WASHINGTON – The Army Corps of Engineers is backing away, for now at least, from its plan to shrink employment at its Buffalo district office.
Rep. Chris Collins, R-Clarence, announced Monday that he had received a letter from the corps, saying that it has delayed a plan to cut office support staff in Buffalo and Chicago, and to consolidate those operations in the corps’ Detroit office.
“Based on feedback I received, I have paused implementation of this division-led initiative,” wrote Brig. Gen. Margaret W. Burcham, who commands the corps’ Great Lakes and Ohio River Division.
“The feedback we received from various Congressional members and staffers indicates a desire to better understand our rationale and planning processes, personnel impacts, and impact to our customers as we continue to seek more efficient business methods to address increasing fiscal challenges.”
Burcham told Collins that she will update him further the next time she visits Capitol Hill or if she decides to move forward with the cuts, adding: “I assure you that any plans will strive to minimize personnel impacts across the region.”
Burcham’s move comes about six weeks after the House, by voice vote, approved an amendment barring the corps from implementing the consolidation plan.

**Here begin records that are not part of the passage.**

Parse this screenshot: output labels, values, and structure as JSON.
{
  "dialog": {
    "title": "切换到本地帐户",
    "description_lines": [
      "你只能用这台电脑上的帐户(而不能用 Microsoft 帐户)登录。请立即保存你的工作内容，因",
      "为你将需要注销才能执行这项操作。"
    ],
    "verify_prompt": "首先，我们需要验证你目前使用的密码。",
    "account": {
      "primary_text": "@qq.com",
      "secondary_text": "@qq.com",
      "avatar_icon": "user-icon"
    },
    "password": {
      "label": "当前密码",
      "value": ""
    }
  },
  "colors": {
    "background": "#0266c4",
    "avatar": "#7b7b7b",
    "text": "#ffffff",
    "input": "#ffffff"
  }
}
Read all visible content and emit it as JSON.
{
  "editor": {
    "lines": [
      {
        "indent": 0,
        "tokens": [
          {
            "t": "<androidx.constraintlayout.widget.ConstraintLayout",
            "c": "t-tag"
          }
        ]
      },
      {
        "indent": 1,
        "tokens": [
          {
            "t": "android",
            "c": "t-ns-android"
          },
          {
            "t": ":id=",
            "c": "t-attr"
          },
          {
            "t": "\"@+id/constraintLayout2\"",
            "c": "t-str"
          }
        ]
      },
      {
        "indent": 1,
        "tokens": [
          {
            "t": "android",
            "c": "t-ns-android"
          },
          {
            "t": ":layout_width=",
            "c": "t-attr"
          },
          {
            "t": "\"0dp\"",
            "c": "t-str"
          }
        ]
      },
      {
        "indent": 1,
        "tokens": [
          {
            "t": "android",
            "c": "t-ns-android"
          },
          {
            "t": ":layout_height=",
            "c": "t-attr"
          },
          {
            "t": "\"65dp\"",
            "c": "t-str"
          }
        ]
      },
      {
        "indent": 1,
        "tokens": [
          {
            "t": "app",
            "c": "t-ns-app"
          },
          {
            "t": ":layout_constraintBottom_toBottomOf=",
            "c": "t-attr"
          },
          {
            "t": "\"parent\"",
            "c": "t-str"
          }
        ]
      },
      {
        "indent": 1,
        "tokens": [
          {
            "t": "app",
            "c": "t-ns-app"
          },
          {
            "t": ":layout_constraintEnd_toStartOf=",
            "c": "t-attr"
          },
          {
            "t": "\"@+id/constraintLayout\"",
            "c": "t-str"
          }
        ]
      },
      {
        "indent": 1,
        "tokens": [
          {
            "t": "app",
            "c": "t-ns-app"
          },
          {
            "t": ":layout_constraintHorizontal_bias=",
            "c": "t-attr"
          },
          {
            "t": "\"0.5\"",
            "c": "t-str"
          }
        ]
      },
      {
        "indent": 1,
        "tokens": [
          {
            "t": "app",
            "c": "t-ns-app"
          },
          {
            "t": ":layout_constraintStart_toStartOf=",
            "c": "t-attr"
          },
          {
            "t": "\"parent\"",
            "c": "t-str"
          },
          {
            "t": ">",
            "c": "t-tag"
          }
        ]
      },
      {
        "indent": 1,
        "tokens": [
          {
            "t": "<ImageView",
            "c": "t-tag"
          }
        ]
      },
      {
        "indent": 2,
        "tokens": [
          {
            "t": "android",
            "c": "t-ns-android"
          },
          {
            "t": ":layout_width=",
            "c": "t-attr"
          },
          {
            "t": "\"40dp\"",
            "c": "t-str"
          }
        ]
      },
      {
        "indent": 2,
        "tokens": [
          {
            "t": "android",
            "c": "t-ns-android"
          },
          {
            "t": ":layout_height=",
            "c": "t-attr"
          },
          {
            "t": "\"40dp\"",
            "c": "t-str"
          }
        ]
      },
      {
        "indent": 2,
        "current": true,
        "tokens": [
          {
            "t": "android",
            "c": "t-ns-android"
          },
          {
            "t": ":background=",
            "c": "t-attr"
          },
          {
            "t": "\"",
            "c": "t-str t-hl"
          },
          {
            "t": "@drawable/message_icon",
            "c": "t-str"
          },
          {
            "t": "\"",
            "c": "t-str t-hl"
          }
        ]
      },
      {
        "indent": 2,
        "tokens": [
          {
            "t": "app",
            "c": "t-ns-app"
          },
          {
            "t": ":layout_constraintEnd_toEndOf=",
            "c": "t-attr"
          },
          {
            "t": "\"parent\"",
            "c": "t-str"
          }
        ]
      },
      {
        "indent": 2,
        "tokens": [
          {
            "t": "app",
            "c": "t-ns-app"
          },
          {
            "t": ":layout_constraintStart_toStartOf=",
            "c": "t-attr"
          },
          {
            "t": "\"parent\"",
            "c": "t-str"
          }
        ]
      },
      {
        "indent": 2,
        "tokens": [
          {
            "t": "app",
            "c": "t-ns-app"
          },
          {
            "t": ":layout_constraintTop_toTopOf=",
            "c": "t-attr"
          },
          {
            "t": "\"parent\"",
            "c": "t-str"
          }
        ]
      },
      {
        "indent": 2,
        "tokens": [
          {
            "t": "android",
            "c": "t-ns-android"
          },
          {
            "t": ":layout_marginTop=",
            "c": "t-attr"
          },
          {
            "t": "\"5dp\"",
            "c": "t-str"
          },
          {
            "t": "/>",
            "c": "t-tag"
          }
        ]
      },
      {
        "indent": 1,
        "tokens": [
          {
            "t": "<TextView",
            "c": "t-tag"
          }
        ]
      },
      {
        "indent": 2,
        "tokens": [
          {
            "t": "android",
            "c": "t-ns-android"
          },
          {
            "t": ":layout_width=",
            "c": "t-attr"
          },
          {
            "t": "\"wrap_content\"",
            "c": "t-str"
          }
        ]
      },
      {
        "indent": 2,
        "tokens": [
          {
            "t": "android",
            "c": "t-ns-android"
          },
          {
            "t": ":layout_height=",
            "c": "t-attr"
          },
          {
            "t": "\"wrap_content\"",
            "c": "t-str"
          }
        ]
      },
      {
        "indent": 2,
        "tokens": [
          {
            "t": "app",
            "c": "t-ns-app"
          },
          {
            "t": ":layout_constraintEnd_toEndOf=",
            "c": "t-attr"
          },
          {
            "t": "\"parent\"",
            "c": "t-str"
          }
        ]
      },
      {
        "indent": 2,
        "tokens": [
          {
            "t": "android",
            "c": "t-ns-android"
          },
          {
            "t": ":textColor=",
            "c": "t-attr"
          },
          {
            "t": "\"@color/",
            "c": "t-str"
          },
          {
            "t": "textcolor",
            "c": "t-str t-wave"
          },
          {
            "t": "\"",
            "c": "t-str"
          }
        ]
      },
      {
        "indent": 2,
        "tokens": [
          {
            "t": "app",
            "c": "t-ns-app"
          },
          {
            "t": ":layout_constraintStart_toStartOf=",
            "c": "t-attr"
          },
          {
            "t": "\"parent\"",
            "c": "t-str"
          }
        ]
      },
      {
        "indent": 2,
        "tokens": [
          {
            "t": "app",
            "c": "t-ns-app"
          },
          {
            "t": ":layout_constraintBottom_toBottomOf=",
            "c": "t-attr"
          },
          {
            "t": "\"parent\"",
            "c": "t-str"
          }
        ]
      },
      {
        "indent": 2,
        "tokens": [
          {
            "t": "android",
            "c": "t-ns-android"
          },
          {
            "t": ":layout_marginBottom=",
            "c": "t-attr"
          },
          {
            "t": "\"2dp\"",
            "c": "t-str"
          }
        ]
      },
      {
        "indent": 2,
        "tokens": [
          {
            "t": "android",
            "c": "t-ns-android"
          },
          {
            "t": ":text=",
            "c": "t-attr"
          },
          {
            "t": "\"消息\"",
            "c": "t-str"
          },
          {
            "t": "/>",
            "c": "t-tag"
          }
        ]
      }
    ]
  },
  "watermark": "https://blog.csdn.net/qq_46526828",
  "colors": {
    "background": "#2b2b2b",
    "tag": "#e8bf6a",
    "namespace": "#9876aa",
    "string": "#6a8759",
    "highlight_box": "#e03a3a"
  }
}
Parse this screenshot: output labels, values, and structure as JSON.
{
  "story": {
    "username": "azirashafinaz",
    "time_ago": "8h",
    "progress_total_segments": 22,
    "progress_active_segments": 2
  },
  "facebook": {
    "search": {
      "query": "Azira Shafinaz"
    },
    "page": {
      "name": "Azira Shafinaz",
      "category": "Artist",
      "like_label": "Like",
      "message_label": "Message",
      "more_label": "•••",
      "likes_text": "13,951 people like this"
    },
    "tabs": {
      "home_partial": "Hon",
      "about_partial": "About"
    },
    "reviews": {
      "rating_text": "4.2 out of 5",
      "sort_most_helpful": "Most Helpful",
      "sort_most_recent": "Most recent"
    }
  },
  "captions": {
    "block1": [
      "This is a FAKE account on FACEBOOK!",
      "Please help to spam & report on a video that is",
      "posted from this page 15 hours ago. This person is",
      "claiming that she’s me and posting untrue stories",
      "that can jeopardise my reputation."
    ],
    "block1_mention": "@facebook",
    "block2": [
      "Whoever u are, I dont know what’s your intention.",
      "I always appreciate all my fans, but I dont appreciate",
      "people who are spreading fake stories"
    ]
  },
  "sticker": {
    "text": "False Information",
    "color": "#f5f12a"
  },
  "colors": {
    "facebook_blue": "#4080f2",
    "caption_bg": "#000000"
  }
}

While that amendment has not yet been considered by the Senate, the House move put huge pressure on the corps to scuttle its planned consolidation.
And Collins, for one, wonders whether Burcham’s decision to “pause” the consolidation really means she is abandoning the plan.
“There are fights to fight, and fights not to fight,” Collins said. “This may be the end of it.”
The corps never said exactly how many jobs it planned to cut in Buffalo because of the plan. But Collins and Rep. Brian Higgins, D-Buffalo, worried that a consolidation could turn the Buffalo district – which serves the territory from Massena to Toledo, Ohio, and employs about 280 – into a field office with far fewer employees.
“The intent was to create a viable nucleus in a central location for functions that were inefficient and more expensive if they remained dispersed,” Burcham said.
Now, though, Burcham said she is directing the district commanders in Buffalo, Detroit and Chicago to come up with other ways of reducing overhead “to ensure we are providing the citizens of the Great Lakes region the most value for their federal dollar.”